> Available data:
Content starts

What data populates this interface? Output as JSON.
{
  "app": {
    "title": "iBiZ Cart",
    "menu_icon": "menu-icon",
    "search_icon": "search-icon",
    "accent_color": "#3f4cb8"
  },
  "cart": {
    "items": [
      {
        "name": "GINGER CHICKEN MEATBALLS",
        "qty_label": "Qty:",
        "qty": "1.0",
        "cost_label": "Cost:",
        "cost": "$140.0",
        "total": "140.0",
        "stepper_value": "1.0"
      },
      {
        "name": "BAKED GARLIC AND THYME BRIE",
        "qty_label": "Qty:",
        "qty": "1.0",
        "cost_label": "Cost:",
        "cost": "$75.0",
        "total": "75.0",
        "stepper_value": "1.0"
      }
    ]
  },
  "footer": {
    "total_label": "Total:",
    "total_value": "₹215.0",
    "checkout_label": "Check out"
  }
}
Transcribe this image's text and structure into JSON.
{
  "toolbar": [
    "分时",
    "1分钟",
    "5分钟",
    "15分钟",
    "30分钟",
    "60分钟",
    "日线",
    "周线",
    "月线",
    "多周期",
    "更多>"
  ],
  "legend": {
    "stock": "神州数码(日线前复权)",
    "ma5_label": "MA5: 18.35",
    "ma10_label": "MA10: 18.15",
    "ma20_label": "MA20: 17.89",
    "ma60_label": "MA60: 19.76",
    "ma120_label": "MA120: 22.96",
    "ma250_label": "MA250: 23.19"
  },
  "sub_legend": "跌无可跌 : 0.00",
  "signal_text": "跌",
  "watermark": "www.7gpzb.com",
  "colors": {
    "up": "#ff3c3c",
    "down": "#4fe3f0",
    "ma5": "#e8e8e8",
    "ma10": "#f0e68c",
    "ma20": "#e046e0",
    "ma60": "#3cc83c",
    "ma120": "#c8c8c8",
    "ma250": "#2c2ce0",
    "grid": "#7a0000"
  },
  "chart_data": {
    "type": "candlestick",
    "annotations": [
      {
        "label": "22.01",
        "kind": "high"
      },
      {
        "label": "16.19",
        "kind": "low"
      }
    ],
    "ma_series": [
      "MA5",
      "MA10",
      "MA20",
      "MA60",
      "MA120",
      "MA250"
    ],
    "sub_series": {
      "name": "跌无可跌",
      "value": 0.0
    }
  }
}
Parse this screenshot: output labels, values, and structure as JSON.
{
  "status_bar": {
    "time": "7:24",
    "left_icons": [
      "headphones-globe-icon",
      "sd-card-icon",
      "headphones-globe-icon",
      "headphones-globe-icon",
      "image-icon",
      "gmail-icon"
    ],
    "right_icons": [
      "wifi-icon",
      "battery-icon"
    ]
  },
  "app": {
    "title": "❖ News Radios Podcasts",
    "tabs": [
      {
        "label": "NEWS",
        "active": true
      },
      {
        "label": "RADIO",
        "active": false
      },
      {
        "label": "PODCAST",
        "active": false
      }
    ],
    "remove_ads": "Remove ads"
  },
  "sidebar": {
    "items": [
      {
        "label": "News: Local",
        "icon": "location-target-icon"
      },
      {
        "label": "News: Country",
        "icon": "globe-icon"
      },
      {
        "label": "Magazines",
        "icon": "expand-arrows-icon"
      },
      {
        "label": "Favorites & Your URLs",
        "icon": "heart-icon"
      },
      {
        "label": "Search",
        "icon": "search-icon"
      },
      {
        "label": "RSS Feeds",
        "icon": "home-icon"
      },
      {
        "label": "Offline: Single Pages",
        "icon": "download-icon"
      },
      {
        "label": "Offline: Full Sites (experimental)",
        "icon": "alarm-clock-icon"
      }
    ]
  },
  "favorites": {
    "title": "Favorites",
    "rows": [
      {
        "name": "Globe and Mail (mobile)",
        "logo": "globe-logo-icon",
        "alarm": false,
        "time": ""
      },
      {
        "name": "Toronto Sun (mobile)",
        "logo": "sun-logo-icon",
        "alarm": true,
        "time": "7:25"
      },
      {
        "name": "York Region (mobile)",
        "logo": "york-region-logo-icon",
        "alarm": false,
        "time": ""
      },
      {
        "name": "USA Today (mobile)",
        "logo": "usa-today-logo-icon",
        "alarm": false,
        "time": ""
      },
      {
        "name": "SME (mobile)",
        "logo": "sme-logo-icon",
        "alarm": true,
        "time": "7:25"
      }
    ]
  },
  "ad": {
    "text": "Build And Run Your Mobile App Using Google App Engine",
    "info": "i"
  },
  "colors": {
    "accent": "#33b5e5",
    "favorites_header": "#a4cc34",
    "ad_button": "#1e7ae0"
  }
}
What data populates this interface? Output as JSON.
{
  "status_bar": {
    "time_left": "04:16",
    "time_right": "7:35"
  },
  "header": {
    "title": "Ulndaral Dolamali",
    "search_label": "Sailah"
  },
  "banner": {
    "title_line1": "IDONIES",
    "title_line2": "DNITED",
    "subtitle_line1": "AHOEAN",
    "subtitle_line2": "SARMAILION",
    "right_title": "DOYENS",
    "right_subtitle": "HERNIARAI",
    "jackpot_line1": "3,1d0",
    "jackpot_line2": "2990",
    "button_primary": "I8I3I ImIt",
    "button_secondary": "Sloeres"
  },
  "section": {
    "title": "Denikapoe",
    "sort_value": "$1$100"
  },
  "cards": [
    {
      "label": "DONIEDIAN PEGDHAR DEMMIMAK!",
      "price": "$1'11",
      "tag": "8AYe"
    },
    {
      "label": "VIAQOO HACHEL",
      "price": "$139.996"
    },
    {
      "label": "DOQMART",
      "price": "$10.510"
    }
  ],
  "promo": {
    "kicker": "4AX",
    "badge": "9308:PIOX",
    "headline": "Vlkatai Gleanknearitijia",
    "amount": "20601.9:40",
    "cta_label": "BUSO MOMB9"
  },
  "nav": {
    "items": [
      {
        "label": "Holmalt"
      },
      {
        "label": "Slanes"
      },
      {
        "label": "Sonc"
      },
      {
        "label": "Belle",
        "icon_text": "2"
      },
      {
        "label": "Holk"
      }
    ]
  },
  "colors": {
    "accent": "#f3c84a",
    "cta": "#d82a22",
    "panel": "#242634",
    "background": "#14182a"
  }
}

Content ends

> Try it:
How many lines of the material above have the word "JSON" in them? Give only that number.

> Output:
4